By Mike Brandt, PE

The use of Variable Frequency Drives (VFDs) to control electric motors has increased over the last few decades. Not only can they provide control, but they can also increase efficiency and reduce costs through operational energy savings. We have used them on industrial projects to reduce the water hammer in a pumping application or to start a conveyor belt or production process line.

A simple Google search will show you lists of reasons why you should use VFDs, including their ability to:

  • Vary a motor’s speed to match the application, saving energy that can’t be done when using other motor starting methods.
  • Match the speed of the motor to the process with a single unit versus using a system that requires more energy to run and needs more equipment to reduce its speed.
  • Eliminate speed reduction equipment, such as gearboxes, belts, valving, etc., that require maintenance but also add inefficiencies that the motor must drive.
  • Adjustable torque limiting.
  • Reduce power line disturbances over across-the-line motor starting.
  • Operate in reverse operation.
  • And several others.

VFDs can also limit a motor’s starting in-rush current, reduce electrical peak demand charges, and ramp up the motor speed to a control setpoint.

Yet, with all the benefits of using a VFD to run an electric motor, there are some inherent disadvantages to consider that will help prevent premature motor failure.
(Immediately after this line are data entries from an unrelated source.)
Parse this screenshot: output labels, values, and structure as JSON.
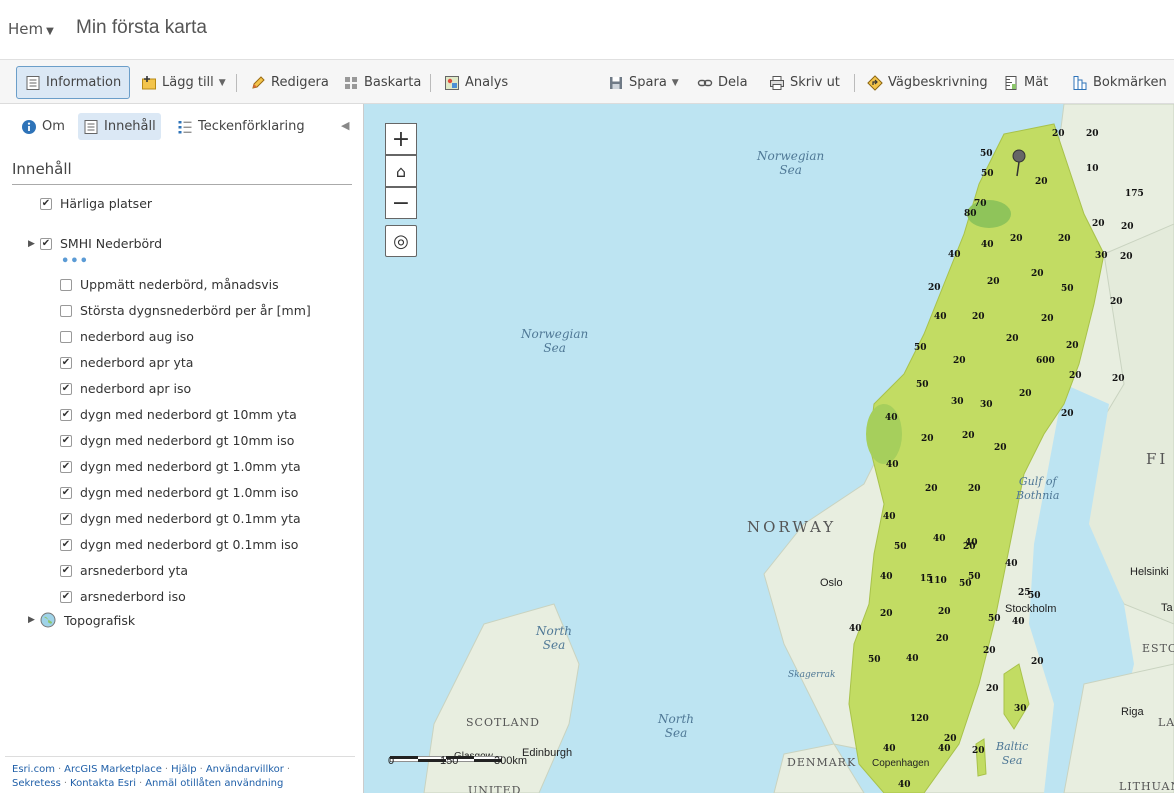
{
  "header": {
    "home": "Hem",
    "title": "Min första karta"
  },
  "toolbar": {
    "information": "Information",
    "add": "Lägg till",
    "edit": "Redigera",
    "basemap": "Baskarta",
    "analysis": "Analys",
    "save": "Spara",
    "share": "Dela",
    "print": "Skriv ut",
    "directions": "Vägbeskrivning",
    "measure": "Mät",
    "bookmarks": "Bokmärken"
  },
  "panel": {
    "tabs": {
      "about": "Om",
      "content": "Innehåll",
      "legend": "Teckenförklaring"
    },
    "heading": "Innehåll",
    "more": "•••",
    "layers": [
      {
        "label": "Härliga platser",
        "checked": true
      },
      {
        "label": "SMHI Nederbörd",
        "checked": true
      },
      {
        "label": "Uppmätt nederbörd, månadsvis",
        "checked": false
      },
      {
        "label": "Största dygnsnederbörd per år [mm]",
        "checked": false
      },
      {
        "label": "nederbord aug iso",
        "checked": false
      },
      {
        "label": "nederbord apr yta",
        "checked": true
      },
      {
        "label": "nederbord apr iso",
        "checked": true
      },
      {
        "label": "dygn med nederbord gt 10mm yta",
        "checked": true
      },
      {
        "label": "dygn med nederbord gt 10mm iso",
        "checked": true
      },
      {
        "label": "dygn med nederbord gt 1.0mm yta",
        "checked": true
      },
      {
        "label": "dygn med nederbord gt 1.0mm iso",
        "checked": true
      },
      {
        "label": "dygn med nederbord gt 0.1mm yta",
        "checked": true
      },
      {
        "label": "dygn med nederbord gt 0.1mm iso",
        "checked": true
      },
      {
        "label": "arsnederbord yta",
        "checked": true
      },
      {
        "label": "arsnederbord iso",
        "checked": true
      },
      {
        "label": "Topografisk",
        "checked": null
      }
    ],
    "footer": {
      "esri": "Esri.com",
      "marketplace": "ArcGIS Marketplace",
      "help": "Hjälp",
      "terms": "Användarvillkor",
      "privacy": "Sekretess",
      "contact": "Kontakta Esri",
      "report": "Anmäl otillåten användning"
    }
  },
  "map": {
    "seas": {
      "norwegian_1": "Norwegian\nSea",
      "norwegian_2": "Norwegian\nSea",
      "north_1": "North\nSea",
      "north_2": "North\nSea",
      "gulf": "Gulf of\nBothnia",
      "baltic": "Baltic\nSea",
      "skagerrak": "Skagerrak"
    },
    "countries": {
      "norway": "NORWAY",
      "scotland": "SCOTLAND",
      "denmark": "DENMARK",
      "lithuania": "LITHUANIA",
      "finland": "FI",
      "estonia": "ESTO",
      "latvia": "LA",
      "united": "UNITED"
    },
    "cities": {
      "oslo": "Oslo",
      "stockholm": "Stockholm",
      "helsinki": "Helsinki",
      "riga": "Riga",
      "edinburgh": "Edinburgh",
      "glasgow": "Glasgow",
      "copenhagen": "Copenhagen",
      "tallinn": "Ta"
    },
    "scale": {
      "zero": "0",
      "mid": "150",
      "end": "300km"
    },
    "precip_labels": [
      "20",
      "20",
      "50",
      "10",
      "50",
      "20",
      "175",
      "70",
      "80",
      "40",
      "20",
      "20",
      "20",
      "20",
      "40",
      "30",
      "20",
      "20",
      "20",
      "50",
      "20",
      "20",
      "40",
      "20",
      "20",
      "20",
      "20",
      "50",
      "20",
      "600",
      "20",
      "20",
      "50",
      "30",
      "30",
      "20",
      "20",
      "40",
      "20",
      "20",
      "20",
      "40",
      "20",
      "20",
      "40",
      "40",
      "50",
      "40",
      "110",
      "20",
      "40",
      "50",
      "50",
      "40",
      "15",
      "25",
      "50",
      "40",
      "20",
      "20",
      "50",
      "40",
      "20",
      "20",
      "20",
      "50",
      "40",
      "20",
      "30",
      "120",
      "20",
      "40",
      "40",
      "20",
      "40"
    ],
    "zoom_in": "+",
    "zoom_out": "−"
  }
}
One problem we’ve experienced is motor bearing issues on industrial projects. However, after experiencing these issues firsthand, we’ve found two main mitigation techniques that can be put into place to minimize or eliminate these problems.